● **WHAT YOU SHOULD DO**:
Filter the records below and copy every line containing the word "this".

Interface dataset entries
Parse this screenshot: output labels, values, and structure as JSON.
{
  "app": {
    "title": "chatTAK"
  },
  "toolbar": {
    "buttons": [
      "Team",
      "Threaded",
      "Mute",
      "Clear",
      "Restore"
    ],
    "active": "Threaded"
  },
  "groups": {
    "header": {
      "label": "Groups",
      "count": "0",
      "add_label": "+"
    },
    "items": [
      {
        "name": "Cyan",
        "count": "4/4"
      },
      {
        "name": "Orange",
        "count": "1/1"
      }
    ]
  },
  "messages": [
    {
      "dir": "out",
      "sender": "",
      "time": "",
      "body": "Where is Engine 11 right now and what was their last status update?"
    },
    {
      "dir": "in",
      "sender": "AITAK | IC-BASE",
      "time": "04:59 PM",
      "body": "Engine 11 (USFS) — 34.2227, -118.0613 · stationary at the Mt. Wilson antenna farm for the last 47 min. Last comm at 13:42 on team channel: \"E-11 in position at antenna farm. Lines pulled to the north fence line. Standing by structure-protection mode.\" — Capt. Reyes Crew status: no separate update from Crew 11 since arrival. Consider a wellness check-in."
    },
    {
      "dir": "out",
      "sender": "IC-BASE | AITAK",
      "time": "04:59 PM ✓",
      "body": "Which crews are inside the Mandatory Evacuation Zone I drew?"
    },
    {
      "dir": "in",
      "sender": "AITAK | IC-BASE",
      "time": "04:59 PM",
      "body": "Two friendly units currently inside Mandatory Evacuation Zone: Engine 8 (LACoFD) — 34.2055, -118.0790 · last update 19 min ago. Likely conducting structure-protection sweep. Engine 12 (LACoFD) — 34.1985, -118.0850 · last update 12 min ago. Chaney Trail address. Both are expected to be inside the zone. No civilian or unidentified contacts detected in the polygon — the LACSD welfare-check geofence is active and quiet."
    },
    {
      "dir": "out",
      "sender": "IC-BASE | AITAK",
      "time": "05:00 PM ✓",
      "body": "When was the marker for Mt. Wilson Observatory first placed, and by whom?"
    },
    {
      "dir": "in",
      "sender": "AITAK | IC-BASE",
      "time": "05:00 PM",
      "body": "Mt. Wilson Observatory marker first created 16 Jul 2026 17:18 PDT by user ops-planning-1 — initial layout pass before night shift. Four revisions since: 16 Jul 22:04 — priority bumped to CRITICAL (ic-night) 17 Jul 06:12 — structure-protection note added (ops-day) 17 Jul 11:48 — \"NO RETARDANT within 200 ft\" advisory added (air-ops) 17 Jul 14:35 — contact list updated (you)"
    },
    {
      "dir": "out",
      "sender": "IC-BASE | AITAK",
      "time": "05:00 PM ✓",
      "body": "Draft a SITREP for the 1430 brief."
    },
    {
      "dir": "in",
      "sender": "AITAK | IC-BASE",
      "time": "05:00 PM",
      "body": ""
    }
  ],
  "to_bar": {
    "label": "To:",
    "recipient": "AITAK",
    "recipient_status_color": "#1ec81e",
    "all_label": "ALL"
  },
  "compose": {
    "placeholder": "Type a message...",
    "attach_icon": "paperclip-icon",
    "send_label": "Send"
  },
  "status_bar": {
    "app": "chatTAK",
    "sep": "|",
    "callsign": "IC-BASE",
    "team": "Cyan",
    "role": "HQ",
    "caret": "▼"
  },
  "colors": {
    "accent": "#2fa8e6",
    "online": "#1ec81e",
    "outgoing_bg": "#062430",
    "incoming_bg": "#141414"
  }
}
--
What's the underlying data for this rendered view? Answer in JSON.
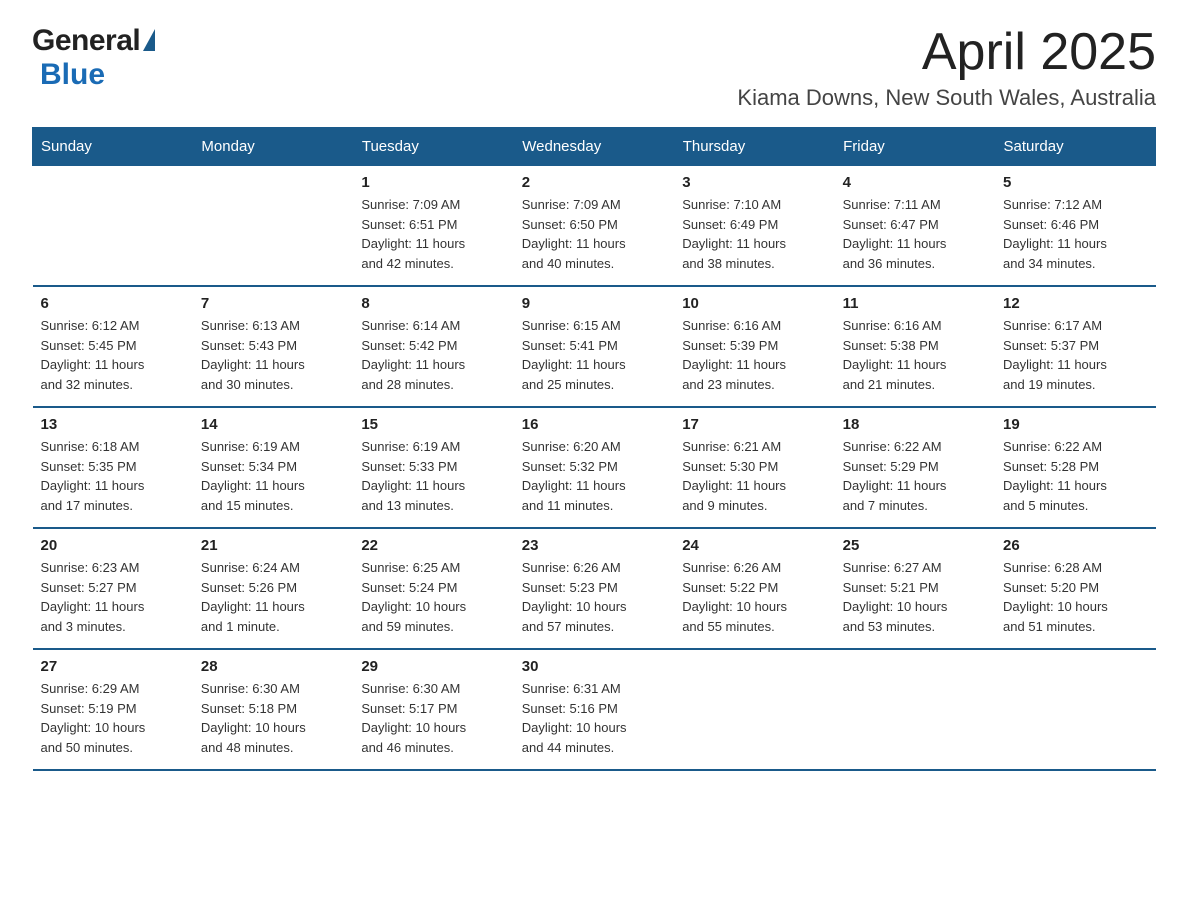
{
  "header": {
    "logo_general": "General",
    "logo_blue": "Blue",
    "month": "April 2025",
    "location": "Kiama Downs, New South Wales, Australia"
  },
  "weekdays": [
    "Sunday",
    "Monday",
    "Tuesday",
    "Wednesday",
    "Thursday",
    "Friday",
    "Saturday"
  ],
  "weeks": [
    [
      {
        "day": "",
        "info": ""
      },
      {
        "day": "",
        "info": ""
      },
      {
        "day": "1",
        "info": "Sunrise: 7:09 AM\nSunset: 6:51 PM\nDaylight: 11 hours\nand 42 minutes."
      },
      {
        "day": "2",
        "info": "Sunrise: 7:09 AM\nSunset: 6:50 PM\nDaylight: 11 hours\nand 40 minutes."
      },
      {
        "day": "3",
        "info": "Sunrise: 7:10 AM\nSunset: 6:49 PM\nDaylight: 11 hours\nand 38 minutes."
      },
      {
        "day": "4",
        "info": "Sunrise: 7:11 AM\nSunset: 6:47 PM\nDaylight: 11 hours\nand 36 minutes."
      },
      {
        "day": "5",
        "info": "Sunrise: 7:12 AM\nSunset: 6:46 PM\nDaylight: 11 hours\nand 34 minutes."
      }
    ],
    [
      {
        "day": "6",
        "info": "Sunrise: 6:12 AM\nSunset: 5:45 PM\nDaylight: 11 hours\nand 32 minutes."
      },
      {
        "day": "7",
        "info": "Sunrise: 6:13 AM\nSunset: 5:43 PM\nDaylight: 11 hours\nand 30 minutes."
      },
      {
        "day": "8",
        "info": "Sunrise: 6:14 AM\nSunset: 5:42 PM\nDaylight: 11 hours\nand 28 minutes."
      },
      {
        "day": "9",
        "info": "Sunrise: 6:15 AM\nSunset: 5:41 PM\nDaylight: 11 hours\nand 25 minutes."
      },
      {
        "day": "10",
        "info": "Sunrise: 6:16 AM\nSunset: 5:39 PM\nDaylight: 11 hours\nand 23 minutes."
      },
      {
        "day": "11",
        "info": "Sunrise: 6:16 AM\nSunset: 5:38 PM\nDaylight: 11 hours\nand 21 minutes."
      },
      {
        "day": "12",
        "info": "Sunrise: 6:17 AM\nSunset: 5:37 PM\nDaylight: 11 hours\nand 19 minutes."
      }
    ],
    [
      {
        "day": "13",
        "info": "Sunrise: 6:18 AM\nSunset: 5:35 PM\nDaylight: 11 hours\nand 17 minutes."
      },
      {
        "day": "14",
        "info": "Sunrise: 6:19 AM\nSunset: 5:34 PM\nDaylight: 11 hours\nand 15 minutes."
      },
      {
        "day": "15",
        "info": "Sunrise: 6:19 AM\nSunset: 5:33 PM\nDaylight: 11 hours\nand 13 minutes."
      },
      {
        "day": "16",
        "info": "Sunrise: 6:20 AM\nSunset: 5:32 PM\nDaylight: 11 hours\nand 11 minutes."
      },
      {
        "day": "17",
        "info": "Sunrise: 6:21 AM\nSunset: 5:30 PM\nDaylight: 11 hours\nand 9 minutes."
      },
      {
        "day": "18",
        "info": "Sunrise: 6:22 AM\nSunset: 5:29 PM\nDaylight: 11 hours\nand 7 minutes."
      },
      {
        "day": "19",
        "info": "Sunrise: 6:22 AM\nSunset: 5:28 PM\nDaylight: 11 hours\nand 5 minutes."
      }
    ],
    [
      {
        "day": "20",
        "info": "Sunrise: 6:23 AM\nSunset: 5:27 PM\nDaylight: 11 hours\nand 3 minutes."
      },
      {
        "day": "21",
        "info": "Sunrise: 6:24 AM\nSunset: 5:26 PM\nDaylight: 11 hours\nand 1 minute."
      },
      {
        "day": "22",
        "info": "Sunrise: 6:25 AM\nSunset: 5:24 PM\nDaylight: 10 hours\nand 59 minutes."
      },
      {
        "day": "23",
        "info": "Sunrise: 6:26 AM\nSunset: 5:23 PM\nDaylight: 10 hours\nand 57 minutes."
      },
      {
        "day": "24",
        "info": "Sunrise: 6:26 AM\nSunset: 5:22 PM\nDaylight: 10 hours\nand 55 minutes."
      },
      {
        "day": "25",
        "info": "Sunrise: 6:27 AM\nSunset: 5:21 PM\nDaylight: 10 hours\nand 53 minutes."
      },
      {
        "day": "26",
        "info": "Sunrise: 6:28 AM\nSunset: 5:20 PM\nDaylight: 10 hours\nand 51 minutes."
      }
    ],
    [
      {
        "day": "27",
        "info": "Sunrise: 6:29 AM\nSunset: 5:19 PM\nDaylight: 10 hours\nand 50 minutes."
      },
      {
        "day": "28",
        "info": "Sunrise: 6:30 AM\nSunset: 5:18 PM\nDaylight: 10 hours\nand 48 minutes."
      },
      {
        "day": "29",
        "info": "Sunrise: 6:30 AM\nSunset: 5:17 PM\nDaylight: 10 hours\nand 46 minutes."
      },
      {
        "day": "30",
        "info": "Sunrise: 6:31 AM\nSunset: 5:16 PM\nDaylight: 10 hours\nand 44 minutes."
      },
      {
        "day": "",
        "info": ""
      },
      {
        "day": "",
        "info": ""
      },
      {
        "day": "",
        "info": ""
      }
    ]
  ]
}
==
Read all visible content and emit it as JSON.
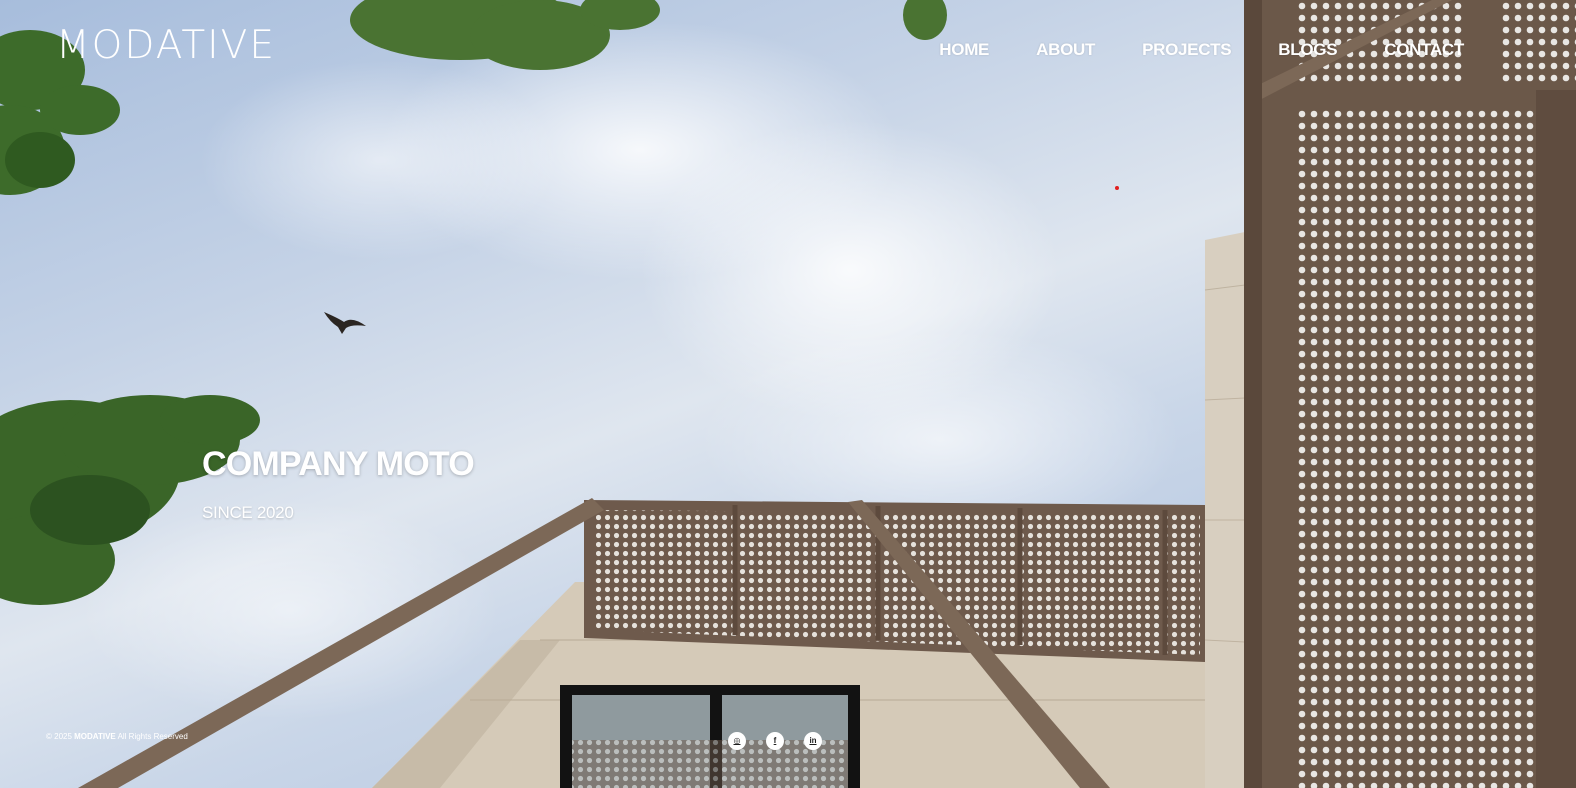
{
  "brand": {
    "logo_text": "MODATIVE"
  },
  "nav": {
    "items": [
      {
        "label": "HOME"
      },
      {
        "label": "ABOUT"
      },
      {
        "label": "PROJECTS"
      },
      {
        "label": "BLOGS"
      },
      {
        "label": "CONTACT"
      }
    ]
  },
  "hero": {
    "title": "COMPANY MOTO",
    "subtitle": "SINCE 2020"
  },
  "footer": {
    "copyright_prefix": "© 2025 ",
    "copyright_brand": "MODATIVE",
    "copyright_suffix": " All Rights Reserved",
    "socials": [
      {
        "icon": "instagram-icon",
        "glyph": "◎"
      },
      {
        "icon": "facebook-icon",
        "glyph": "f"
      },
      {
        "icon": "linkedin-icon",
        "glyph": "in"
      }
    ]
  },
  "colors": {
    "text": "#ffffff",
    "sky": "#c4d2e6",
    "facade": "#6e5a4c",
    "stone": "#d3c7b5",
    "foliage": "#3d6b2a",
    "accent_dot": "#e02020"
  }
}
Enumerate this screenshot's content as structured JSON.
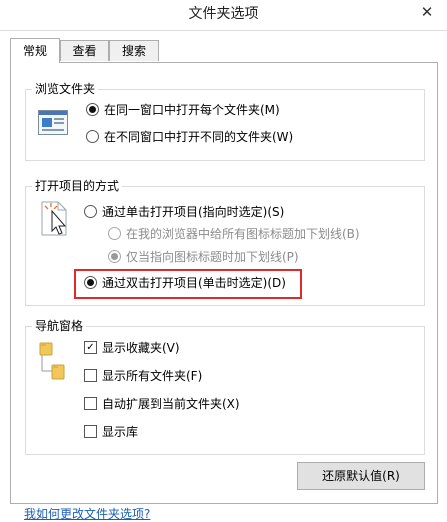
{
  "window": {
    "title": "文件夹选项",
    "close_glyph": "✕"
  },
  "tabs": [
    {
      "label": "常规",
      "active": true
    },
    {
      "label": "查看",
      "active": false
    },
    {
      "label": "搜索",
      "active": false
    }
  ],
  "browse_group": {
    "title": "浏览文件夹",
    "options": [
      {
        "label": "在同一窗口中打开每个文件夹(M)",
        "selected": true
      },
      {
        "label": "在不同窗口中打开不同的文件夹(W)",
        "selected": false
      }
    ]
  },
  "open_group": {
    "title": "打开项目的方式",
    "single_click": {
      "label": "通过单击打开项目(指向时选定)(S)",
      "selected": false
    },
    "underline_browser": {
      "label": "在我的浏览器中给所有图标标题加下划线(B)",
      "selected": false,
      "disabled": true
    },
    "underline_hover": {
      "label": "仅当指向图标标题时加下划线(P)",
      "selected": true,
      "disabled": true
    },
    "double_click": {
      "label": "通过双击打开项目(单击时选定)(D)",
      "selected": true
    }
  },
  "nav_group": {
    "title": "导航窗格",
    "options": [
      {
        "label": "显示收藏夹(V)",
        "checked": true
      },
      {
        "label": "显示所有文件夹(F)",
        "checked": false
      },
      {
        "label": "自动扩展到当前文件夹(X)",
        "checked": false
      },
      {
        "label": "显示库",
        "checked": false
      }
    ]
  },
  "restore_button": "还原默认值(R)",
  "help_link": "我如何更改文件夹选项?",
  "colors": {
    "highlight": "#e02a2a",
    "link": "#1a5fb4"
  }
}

● **OUTPUT OF THE EXERCISE**:
Parse this screenshot: output labels, values, and structure as JSON.
What's the underlying data for this rendered view? Answer in JSON.
Enumerate this screenshot's content as structured JSON.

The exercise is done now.